Would you write out all the records again, exactly?

*** Opening SOURCE RECORDS ***

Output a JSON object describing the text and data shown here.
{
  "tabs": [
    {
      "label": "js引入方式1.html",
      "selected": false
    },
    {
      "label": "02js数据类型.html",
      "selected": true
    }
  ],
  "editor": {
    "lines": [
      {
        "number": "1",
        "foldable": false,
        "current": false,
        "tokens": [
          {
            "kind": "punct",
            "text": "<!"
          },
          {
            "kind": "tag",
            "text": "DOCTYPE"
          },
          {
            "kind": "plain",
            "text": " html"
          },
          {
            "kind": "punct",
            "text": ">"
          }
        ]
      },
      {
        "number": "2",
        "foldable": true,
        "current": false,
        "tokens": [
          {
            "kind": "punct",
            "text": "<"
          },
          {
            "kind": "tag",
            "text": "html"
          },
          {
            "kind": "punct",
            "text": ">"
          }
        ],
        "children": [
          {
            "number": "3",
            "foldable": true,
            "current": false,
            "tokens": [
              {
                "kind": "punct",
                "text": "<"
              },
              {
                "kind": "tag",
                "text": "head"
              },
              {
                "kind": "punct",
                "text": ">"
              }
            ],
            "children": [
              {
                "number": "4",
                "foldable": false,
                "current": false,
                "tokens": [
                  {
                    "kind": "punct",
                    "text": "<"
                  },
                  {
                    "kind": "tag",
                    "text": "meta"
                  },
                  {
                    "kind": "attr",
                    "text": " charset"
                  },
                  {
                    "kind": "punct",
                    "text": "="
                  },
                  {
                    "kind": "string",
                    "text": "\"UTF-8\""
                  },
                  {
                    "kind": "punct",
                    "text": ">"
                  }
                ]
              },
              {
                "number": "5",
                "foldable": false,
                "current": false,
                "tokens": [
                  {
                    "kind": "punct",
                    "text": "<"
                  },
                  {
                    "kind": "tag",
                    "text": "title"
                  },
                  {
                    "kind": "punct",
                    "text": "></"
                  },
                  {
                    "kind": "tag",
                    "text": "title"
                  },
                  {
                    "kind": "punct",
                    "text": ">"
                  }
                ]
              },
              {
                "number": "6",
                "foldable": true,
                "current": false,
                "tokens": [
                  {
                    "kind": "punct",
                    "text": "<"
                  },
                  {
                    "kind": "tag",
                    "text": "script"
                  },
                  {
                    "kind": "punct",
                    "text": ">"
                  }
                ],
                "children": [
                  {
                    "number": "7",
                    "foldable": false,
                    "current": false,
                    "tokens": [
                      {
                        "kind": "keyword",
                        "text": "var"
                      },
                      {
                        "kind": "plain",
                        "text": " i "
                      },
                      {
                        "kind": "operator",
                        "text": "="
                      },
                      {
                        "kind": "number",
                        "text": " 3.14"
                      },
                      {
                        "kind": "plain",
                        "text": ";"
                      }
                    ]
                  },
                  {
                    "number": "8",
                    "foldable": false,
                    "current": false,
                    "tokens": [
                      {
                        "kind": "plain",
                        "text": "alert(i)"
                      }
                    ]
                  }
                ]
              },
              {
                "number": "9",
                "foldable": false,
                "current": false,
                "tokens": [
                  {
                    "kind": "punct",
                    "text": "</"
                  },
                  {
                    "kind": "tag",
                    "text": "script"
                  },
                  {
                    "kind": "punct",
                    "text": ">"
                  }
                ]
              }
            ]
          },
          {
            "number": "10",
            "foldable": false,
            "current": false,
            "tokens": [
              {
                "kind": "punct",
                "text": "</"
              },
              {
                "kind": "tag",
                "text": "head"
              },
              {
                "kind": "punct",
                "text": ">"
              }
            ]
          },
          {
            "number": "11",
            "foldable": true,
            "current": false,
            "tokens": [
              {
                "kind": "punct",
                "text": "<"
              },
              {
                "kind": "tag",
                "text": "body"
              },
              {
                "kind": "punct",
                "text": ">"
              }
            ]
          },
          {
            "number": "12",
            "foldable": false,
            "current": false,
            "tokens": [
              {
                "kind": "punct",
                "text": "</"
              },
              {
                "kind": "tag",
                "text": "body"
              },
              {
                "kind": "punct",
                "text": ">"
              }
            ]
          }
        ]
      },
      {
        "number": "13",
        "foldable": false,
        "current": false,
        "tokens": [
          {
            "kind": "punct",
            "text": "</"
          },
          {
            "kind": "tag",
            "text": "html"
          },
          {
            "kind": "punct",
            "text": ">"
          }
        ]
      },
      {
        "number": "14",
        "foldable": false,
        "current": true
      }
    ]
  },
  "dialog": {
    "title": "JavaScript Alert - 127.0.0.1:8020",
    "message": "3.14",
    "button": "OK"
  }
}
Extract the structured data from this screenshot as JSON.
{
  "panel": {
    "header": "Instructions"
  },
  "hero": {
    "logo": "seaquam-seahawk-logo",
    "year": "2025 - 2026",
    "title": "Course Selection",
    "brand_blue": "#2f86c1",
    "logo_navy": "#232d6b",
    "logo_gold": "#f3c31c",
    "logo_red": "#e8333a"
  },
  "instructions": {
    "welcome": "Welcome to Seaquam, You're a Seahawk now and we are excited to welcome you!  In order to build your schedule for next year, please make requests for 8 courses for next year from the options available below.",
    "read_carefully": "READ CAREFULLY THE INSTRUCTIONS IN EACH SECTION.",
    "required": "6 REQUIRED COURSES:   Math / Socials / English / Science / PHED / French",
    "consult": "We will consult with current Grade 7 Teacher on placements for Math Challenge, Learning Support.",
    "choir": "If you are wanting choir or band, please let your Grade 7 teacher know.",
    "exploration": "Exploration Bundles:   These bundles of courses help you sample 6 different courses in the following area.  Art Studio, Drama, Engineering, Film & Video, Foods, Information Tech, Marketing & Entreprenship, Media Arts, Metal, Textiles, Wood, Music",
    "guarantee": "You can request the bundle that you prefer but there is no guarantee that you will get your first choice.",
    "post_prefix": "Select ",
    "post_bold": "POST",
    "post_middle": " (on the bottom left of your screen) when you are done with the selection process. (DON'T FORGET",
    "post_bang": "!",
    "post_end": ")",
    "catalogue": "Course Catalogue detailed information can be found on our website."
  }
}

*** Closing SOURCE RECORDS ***

◆ **ANSWER**:
Output a JSON object describing the text and data shown here.
{
  "tabs": [
    {
      "label": "js引入方式1.html",
      "selected": false
    },
    {
      "label": "02js数据类型.html",
      "selected": true
    }
  ],
  "editor": {
    "lines": [
      {
        "number": "1",
        "foldable": false,
        "current": false,
        "tokens": [
          {
            "kind": "punct",
            "text": "<!"
          },
          {
            "kind": "tag",
            "text": "DOCTYPE"
          },
          {
            "kind": "plain",
            "text": " html"
          },
          {
            "kind": "punct",
            "text": ">"
          }
        ]
      },
      {
        "number": "2",
        "foldable": true,
        "current": false,
        "tokens": [
          {
            "kind": "punct",
            "text": "<"
          },
          {
            "kind": "tag",
            "text": "html"
          },
          {
            "kind": "punct",
            "text": ">"
          }
        ],
        "children": [
          {
            "number": "3",
            "foldable": true,
            "current": false,
            "tokens": [
              {
                "kind": "punct",
                "text": "<"
              },
              {
                "kind": "tag",
                "text": "head"
              },
              {
                "kind": "punct",
                "text": ">"
              }
            ],
            "children": [
              {
                "number": "4",
                "foldable": false,
                "current": false,
                "tokens": [
                  {
                    "kind": "punct",
                    "text": "<"
                  },
                  {
                    "kind": "tag",
                    "text": "meta"
                  },
                  {
                    "kind": "attr",
                    "text": " charset"
                  },
                  {
                    "kind": "punct",
                    "text": "="
                  },
                  {
                    "kind": "string",
                    "text": "\"UTF-8\""
                  },
                  {
                    "kind": "punct",
                    "text": ">"
                  }
                ]
              },
              {
                "number": "5",
                "foldable": false,
                "current": false,
                "tokens": [
                  {
                    "kind": "punct",
                    "text": "<"
                  },
                  {
                    "kind": "tag",
                    "text": "title"
                  },
                  {
                    "kind": "punct",
                    "text": "></"
                  },
                  {
                    "kind": "tag",
                    "text": "title"
                  },
                  {
                    "kind": "punct",
                    "text": ">"
                  }
                ]
              },
              {
                "number": "6",
                "foldable": true,
                "current": false,
                "tokens": [
                  {
                    "kind": "punct",
                    "text": "<"
                  },
                  {
                    "kind": "tag",
                    "text": "script"
                  },
                  {
                    "kind": "punct",
                    "text": ">"
                  }
                ],
                "children": [
                  {
                    "number": "7",
                    "foldable": false,
                    "current": false,
                    "tokens": [
                      {
                        "kind": "keyword",
                        "text": "var"
                      },
                      {
                        "kind": "plain",
                        "text": " i "
                      },
                      {
                        "kind": "operator",
                        "text": "="
                      },
                      {
                        "kind": "number",
                        "text": " 3.14"
                      },
                      {
                        "kind": "plain",
                        "text": ";"
                      }
                    ]
                  },
                  {
                    "number": "8",
                    "foldable": false,
                    "current": false,
                    "tokens": [
                      {
                        "kind": "plain",
                        "text": "alert(i)"
                      }
                    ]
                  }
                ]
              },
              {
                "number": "9",
                "foldable": false,
                "current": false,
                "tokens": [
                  {
                    "kind": "punct",
                    "text": "</"
                  },
                  {
                    "kind": "tag",
                    "text": "script"
                  },
                  {
                    "kind": "punct",
                    "text": ">"
                  }
                ]
              }
            ]
          },
          {
            "number": "10",
            "foldable": false,
            "current": false,
            "tokens": [
              {
                "kind": "punct",
                "text": "</"
              },
              {
                "kind": "tag",
                "text": "head"
              },
              {
                "kind": "punct",
                "text": ">"
              }
            ]
          },
          {
            "number": "11",
            "foldable": true,
            "current": false,
            "tokens": [
              {
                "kind": "punct",
                "text": "<"
              },
              {
                "kind": "tag",
                "text": "body"
              },
              {
                "kind": "punct",
                "text": ">"
              }
            ]
          },
          {
            "number": "12",
            "foldable": false,
            "current": false,
            "tokens": [
              {
                "kind": "punct",
                "text": "</"
              },
              {
                "kind": "tag",
                "text": "body"
              },
              {
                "kind": "punct",
                "text": ">"
              }
            ]
          }
        ]
      },
      {
        "number": "13",
        "foldable": false,
        "current": false,
        "tokens": [
          {
            "kind": "punct",
            "text": "</"
          },
          {
            "kind": "tag",
            "text": "html"
          },
          {
            "kind": "punct",
            "text": ">"
          }
        ]
      },
      {
        "number": "14",
        "foldable": false,
        "current": true
      }
    ]
  },
  "dialog": {
    "title": "JavaScript Alert - 127.0.0.1:8020",
    "message": "3.14",
    "button": "OK"
  }
}
Extract the structured data from this screenshot as JSON.
{
  "panel": {
    "header": "Instructions"
  },
  "hero": {
    "logo": "seaquam-seahawk-logo",
    "year": "2025 - 2026",
    "title": "Course Selection",
    "brand_blue": "#2f86c1",
    "logo_navy": "#232d6b",
    "logo_gold": "#f3c31c",
    "logo_red": "#e8333a"
  },
  "instructions": {
    "welcome": "Welcome to Seaquam, You're a Seahawk now and we are excited to welcome you!  In order to build your schedule for next year, please make requests for 8 courses for next year from the options available below.",
    "read_carefully": "READ CAREFULLY THE INSTRUCTIONS IN EACH SECTION.",
    "required": "6 REQUIRED COURSES:   Math / Socials / English / Science / PHED / French",
    "consult": "We will consult with current Grade 7 Teacher on placements for Math Challenge, Learning Support.",
    "choir": "If you are wanting choir or band, please let your Grade 7 teacher know.",
    "exploration": "Exploration Bundles:   These bundles of courses help you sample 6 different courses in the following area.  Art Studio, Drama, Engineering, Film & Video, Foods, Information Tech, Marketing & Entreprenship, Media Arts, Metal, Textiles, Wood, Music",
    "guarantee": "You can request the bundle that you prefer but there is no guarantee that you will get your first choice.",
    "post_prefix": "Select ",
    "post_bold": "POST",
    "post_middle": " (on the bottom left of your screen) when you are done with the selection process. (DON'T FORGET",
    "post_bang": "!",
    "post_end": ")",
    "catalogue": "Course Catalogue detailed information can be found on our website."
  }
}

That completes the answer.